● **Activity**
An exact reprint of the data below is required, line for line.

● **Provided records**

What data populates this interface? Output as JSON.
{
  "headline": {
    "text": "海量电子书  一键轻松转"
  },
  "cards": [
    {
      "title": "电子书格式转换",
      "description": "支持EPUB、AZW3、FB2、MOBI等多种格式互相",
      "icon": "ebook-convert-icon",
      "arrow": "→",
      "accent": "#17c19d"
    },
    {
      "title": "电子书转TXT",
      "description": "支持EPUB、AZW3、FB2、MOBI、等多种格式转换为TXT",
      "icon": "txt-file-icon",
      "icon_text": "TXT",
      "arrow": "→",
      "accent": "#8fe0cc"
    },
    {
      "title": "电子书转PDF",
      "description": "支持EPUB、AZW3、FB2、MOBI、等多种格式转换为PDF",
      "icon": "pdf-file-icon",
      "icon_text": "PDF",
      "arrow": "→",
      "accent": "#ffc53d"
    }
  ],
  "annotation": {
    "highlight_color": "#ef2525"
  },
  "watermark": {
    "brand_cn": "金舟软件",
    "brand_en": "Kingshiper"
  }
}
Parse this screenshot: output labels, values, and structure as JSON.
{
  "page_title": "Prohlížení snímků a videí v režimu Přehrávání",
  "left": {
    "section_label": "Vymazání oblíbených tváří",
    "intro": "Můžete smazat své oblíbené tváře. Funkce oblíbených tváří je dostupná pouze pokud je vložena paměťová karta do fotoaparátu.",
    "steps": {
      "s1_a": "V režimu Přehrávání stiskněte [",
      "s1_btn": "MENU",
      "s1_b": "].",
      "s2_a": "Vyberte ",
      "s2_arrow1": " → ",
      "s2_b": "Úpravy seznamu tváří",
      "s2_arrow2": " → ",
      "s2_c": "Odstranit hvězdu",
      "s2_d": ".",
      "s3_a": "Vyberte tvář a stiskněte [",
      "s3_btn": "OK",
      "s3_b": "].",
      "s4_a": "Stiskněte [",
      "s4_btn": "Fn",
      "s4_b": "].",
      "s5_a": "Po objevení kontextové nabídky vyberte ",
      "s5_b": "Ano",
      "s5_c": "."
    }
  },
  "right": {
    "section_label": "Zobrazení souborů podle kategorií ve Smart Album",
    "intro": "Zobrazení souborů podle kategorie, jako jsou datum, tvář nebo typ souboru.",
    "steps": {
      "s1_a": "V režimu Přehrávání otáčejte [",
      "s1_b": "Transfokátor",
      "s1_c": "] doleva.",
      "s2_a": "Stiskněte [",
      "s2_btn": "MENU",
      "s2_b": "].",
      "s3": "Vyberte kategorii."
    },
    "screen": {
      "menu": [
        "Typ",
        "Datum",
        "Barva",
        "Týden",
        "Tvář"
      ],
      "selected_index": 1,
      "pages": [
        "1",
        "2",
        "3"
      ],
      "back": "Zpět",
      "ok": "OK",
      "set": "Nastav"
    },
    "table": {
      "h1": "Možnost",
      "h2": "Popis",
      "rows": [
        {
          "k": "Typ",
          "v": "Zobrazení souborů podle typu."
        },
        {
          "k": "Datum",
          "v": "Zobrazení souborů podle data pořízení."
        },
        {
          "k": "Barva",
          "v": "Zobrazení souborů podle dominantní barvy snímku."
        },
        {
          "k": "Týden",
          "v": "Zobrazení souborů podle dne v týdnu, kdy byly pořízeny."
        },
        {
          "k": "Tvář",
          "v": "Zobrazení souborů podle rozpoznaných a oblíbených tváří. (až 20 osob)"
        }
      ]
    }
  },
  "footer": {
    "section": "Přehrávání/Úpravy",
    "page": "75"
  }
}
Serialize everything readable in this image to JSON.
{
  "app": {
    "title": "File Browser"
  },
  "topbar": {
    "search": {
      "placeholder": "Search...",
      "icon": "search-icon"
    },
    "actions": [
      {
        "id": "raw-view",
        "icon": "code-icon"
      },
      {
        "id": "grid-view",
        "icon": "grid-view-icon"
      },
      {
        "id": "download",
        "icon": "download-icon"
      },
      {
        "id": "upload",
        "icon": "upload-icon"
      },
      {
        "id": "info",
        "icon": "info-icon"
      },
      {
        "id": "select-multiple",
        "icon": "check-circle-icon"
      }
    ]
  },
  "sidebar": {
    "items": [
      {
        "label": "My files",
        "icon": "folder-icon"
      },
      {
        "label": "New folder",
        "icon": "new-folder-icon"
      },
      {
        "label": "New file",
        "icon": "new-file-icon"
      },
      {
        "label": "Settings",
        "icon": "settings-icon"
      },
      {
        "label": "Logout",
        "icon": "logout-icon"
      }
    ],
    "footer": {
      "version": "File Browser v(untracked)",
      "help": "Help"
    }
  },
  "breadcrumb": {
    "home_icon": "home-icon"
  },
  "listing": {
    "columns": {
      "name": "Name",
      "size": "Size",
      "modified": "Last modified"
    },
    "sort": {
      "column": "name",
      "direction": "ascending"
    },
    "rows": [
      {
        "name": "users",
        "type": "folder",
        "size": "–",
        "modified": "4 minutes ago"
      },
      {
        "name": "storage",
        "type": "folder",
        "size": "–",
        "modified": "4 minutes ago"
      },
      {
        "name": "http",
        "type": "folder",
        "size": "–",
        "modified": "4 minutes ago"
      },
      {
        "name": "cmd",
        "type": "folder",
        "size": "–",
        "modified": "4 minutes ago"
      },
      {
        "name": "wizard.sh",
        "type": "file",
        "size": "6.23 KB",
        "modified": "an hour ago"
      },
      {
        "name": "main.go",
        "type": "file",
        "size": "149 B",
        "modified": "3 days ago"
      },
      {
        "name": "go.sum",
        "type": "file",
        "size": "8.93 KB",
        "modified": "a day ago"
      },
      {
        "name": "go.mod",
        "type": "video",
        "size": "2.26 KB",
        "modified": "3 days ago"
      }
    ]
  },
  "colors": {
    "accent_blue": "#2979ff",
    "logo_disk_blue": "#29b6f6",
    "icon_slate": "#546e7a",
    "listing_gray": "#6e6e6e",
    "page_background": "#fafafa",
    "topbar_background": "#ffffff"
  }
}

● **Response**
What data populates this interface? Output as JSON.
{
  "headline": {
    "text": "海量电子书  一键轻松转"
  },
  "cards": [
    {
      "title": "电子书格式转换",
      "description": "支持EPUB、AZW3、FB2、MOBI等多种格式互相",
      "icon": "ebook-convert-icon",
      "arrow": "→",
      "accent": "#17c19d"
    },
    {
      "title": "电子书转TXT",
      "description": "支持EPUB、AZW3、FB2、MOBI、等多种格式转换为TXT",
      "icon": "txt-file-icon",
      "icon_text": "TXT",
      "arrow": "→",
      "accent": "#8fe0cc"
    },
    {
      "title": "电子书转PDF",
      "description": "支持EPUB、AZW3、FB2、MOBI、等多种格式转换为PDF",
      "icon": "pdf-file-icon",
      "icon_text": "PDF",
      "arrow": "→",
      "accent": "#ffc53d"
    }
  ],
  "annotation": {
    "highlight_color": "#ef2525"
  },
  "watermark": {
    "brand_cn": "金舟软件",
    "brand_en": "Kingshiper"
  }
}
Parse this screenshot: output labels, values, and structure as JSON.
{
  "page_title": "Prohlížení snímků a videí v režimu Přehrávání",
  "left": {
    "section_label": "Vymazání oblíbených tváří",
    "intro": "Můžete smazat své oblíbené tváře. Funkce oblíbených tváří je dostupná pouze pokud je vložena paměťová karta do fotoaparátu.",
    "steps": {
      "s1_a": "V režimu Přehrávání stiskněte [",
      "s1_btn": "MENU",
      "s1_b": "].",
      "s2_a": "Vyberte ",
      "s2_arrow1": " → ",
      "s2_b": "Úpravy seznamu tváří",
      "s2_arrow2": " → ",
      "s2_c": "Odstranit hvězdu",
      "s2_d": ".",
      "s3_a": "Vyberte tvář a stiskněte [",
      "s3_btn": "OK",
      "s3_b": "].",
      "s4_a": "Stiskněte [",
      "s4_btn": "Fn",
      "s4_b": "].",
      "s5_a": "Po objevení kontextové nabídky vyberte ",
      "s5_b": "Ano",
      "s5_c": "."
    }
  },
  "right": {
    "section_label": "Zobrazení souborů podle kategorií ve Smart Album",
    "intro": "Zobrazení souborů podle kategorie, jako jsou datum, tvář nebo typ souboru.",
    "steps": {
      "s1_a": "V režimu Přehrávání otáčejte [",
      "s1_b": "Transfokátor",
      "s1_c": "] doleva.",
      "s2_a": "Stiskněte [",
      "s2_btn": "MENU",
      "s2_b": "].",
      "s3": "Vyberte kategorii."
    },
    "screen": {
      "menu": [
        "Typ",
        "Datum",
        "Barva",
        "Týden",
        "Tvář"
      ],
      "selected_index": 1,
      "pages": [
        "1",
        "2",
        "3"
      ],
      "back": "Zpět",
      "ok": "OK",
      "set": "Nastav"
    },
    "table": {
      "h1": "Možnost",
      "h2": "Popis",
      "rows": [
        {
          "k": "Typ",
          "v": "Zobrazení souborů podle typu."
        },
        {
          "k": "Datum",
          "v": "Zobrazení souborů podle data pořízení."
        },
        {
          "k": "Barva",
          "v": "Zobrazení souborů podle dominantní barvy snímku."
        },
        {
          "k": "Týden",
          "v": "Zobrazení souborů podle dne v týdnu, kdy byly pořízeny."
        },
        {
          "k": "Tvář",
          "v": "Zobrazení souborů podle rozpoznaných a oblíbených tváří. (až 20 osob)"
        }
      ]
    }
  },
  "footer": {
    "section": "Přehrávání/Úpravy",
    "page": "75"
  }
}
Serialize everything readable in this image to JSON.
{
  "app": {
    "title": "File Browser"
  },
  "topbar": {
    "search": {
      "placeholder": "Search...",
      "icon": "search-icon"
    },
    "actions": [
      {
        "id": "raw-view",
        "icon": "code-icon"
      },
      {
        "id": "grid-view",
        "icon": "grid-view-icon"
      },
      {
        "id": "download",
        "icon": "download-icon"
      },
      {
        "id": "upload",
        "icon": "upload-icon"
      },
      {
        "id": "info",
        "icon": "info-icon"
      },
      {
        "id": "select-multiple",
        "icon": "check-circle-icon"
      }
    ]
  },
  "sidebar": {
    "items": [
      {
        "label": "My files",
        "icon": "folder-icon"
      },
      {
        "label": "New folder",
        "icon": "new-folder-icon"
      },
      {
        "label": "New file",
        "icon": "new-file-icon"
      },
      {
        "label": "Settings",
        "icon": "settings-icon"
      },
      {
        "label": "Logout",
        "icon": "logout-icon"
      }
    ],
    "footer": {
      "version": "File Browser v(untracked)",
      "help": "Help"
    }
  },
  "breadcrumb": {
    "home_icon": "home-icon"
  },
  "listing": {
    "columns": {
      "name": "Name",
      "size": "Size",
      "modified": "Last modified"
    },
    "sort": {
      "column": "name",
      "direction": "ascending"
    },
    "rows": [
      {
        "name": "users",
        "type": "folder",
        "size": "–",
        "modified": "4 minutes ago"
      },
      {
        "name": "storage",
        "type": "folder",
        "size": "–",
        "modified": "4 minutes ago"
      },
      {
        "name": "http",
        "type": "folder",
        "size": "–",
        "modified": "4 minutes ago"
      },
      {
        "name": "cmd",
        "type": "folder",
        "size": "–",
        "modified": "4 minutes ago"
      },
      {
        "name": "wizard.sh",
        "type": "file",
        "size": "6.23 KB",
        "modified": "an hour ago"
      },
      {
        "name": "main.go",
        "type": "file",
        "size": "149 B",
        "modified": "3 days ago"
      },
      {
        "name": "go.sum",
        "type": "file",
        "size": "8.93 KB",
        "modified": "a day ago"
      },
      {
        "name": "go.mod",
        "type": "video",
        "size": "2.26 KB",
        "modified": "3 days ago"
      }
    ]
  },
  "colors": {
    "accent_blue": "#2979ff",
    "logo_disk_blue": "#29b6f6",
    "icon_slate": "#546e7a",
    "listing_gray": "#6e6e6e",
    "page_background": "#fafafa",
    "topbar_background": "#ffffff"
  }
}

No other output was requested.